Hezzy Shmueli MD, Arie Steinvil MD, Galit Aviram MD, Sileman Moaad MD, Adam Sharon MD, Achiude Bendet MD, Simon Biner MD, Yacov Shacham MD, Jack Sherez MD, Ricki Megidish MD, Yifat Hasin MD, Ester Elazar MD, Sevan Letourneau-Shesaf MD, Gad Keren MD ,Shlomo Berliner MD, and Yan Topilsky MD
Background: Acute pulmonary embolism (PE) is considered to be one of the most common cardiovascular diseases with considerable mortality. Conflicting data imply possible role for echocardiography in assessing this disease.
Objectives: To determine which of the echo parameters best predicts short-term and long-term mortality in patients with PE.
Methods: We prospectively enrolled 235 patients who underwent computed tomography of pulmonary arteries (CTPA) and transthoracic Echocardiography (TTE) within < 24 hours. TTE included a prospectively designed detailed evaluation of the right heart including right ventricular (RV) myocardial performance index (RIMP), RV end diastolic and end systolic area, RV fractional area change, acceleration time (AT) of pulmonary flow and visual estimation. Interpretation and performance of TTE were blinded to the CTPA results.

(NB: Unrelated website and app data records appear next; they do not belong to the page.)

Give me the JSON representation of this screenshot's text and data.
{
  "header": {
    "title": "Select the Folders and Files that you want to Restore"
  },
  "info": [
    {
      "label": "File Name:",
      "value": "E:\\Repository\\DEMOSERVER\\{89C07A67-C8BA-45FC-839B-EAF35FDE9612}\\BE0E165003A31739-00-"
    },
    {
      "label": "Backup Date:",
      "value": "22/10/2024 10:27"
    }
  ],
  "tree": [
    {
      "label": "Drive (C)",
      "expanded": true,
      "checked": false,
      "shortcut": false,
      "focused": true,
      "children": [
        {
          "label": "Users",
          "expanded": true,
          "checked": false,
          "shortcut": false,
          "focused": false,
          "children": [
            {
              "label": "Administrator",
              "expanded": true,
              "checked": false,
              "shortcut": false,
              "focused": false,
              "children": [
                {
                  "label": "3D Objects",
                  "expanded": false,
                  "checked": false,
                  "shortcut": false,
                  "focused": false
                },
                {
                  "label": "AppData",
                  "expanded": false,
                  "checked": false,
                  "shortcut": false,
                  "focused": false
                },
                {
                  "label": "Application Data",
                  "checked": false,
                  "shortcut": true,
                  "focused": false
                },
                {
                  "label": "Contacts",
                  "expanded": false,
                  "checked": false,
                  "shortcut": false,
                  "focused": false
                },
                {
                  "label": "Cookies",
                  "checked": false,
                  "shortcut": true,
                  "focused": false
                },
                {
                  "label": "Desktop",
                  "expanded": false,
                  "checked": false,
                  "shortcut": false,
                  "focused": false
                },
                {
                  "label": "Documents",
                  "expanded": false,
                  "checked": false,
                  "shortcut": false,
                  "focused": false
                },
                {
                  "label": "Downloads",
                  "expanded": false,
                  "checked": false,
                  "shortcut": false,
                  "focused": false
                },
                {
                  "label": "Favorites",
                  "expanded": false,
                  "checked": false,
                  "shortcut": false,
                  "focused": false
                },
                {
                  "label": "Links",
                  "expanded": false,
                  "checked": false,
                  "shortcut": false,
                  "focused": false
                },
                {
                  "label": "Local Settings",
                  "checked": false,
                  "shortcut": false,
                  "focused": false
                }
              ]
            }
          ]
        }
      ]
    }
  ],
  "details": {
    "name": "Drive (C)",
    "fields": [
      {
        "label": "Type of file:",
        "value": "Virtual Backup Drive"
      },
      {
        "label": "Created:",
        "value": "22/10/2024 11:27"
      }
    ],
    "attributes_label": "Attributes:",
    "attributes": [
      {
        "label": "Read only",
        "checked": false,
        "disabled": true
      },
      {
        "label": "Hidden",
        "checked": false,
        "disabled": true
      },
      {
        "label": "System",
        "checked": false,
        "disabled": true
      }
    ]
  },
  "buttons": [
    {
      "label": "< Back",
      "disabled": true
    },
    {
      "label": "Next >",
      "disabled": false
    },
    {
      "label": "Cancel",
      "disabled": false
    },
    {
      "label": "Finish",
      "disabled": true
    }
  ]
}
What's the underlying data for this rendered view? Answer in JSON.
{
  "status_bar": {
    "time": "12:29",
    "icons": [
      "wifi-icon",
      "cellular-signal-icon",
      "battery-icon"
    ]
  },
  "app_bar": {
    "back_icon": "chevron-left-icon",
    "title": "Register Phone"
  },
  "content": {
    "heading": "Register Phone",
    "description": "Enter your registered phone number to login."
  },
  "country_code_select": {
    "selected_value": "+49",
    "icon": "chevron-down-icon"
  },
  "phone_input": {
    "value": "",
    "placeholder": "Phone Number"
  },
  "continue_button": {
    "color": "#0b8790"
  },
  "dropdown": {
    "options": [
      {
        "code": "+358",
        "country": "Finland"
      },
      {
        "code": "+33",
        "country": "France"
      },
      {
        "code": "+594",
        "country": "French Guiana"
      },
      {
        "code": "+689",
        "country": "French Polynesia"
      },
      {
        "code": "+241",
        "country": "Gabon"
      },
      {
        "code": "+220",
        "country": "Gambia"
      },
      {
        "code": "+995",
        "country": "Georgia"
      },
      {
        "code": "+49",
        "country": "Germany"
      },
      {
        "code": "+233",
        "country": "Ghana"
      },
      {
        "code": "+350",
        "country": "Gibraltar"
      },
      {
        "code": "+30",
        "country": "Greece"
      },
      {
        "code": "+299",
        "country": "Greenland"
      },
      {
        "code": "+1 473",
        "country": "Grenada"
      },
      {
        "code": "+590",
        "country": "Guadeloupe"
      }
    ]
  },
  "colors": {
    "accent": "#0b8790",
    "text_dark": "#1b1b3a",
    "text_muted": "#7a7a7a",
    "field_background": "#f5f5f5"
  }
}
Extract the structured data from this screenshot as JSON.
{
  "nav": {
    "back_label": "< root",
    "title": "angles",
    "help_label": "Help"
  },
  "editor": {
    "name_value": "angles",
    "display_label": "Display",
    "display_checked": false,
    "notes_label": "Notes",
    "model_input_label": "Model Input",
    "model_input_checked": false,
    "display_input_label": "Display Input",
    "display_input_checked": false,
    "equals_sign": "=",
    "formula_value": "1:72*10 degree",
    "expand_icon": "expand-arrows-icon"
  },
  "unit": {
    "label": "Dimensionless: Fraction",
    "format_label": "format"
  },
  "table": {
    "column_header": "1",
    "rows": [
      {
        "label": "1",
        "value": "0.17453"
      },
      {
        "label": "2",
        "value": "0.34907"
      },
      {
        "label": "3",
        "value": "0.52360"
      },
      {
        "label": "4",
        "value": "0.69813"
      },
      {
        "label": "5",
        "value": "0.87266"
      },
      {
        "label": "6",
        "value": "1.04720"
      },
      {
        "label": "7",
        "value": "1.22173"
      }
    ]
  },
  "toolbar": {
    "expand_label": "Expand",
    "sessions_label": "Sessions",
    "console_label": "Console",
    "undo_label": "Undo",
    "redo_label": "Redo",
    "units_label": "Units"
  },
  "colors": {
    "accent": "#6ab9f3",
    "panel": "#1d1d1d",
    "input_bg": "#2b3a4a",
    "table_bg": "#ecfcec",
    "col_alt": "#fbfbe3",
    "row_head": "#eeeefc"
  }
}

Results: Although multiple TTE parameters were associated with PE, all had low discriminative capacity (AUC < 0.7). Parameters associated with 30-day mortality in univariate analysis were acceleration time (AT) < 81 msec (P = 0.04), stroke volume < 44 cc (P = 0.005), and RIMP > 0.42 (P = 0.05). The only RV independent echo parameter associated with poor long-term prognosis (adjusted for significant clinical, and routine echo associates of mortality) was RIMP (hazard ratio 3.0, P = 0.04). The only independent RV echo parameters associated with mortality in PE patients were RIMP (P = 0.05) and AT (P = 0.05). Addition of RIMP to nested models eliminated the significance of all other parameters assessing RV function.
Conclusions: Doppler-based parameters like pulmonary flow AT, RIMP, and stroke volume, have additive value in addition to visual RV estimation to assess prognosis in patients with PE.
Zeev Perles MD, Yuval Ishay MD, Amiram Nir MD, Sagui Gavri MD, Julius Golender MD, Asaf Ta-Shma MD, Ibrahim Abu-Zahira MD, Juma Natsheh MD, Uriel Elchalal MD, Dror Mevorach MD, and Azaria JJT Rein MD
Fetal complete atrioventricular block (CAVB) is usually autoimmune mediated. The risk of developing CAVB is 2% to 3% in anti-Ro/SS-A seropositive pregnancies and it increases 10 times after previous CAVB in siblings. Despite being a rare complication, CAVB carries a 20% mortality rate and substantial morbidity, as about 65% of newborns will eventually need life-long pacing. Once found, fetal CAVB is almost always irreversible, despite aggressive immunotherapy. This poor outcome prompted some research groups to address this situation. All groups followed anti-Ro/SS-A seropositive pregnancies on a weekly basis during the second trimester of pregnancy and tried to detect first degree atrioventricular block (AVB) using accurate echocardiographic tools, assuming they may characterize the initiation of the immune damage to the A-V conduction system, at which point the process might still be reversible. Some of the groups treated fetuses with first degree AVB with maternal oral fluorinated steroids. We summarized the results of all groups, including our group. We describe a case of a fetus that developed CAVB 6 days after normal sinus rhythm (NSR), who under aggressive dexamethasone therapy gradually reverted to NSR. This fetus had a previous sibling with CAVB. We assumed the immune damage to the conduction system in this small group of fetuses with a previous CAVB sibling may have occurred more quickly than usual. We therefore recommend a twice-weekly follow-up with these fetuses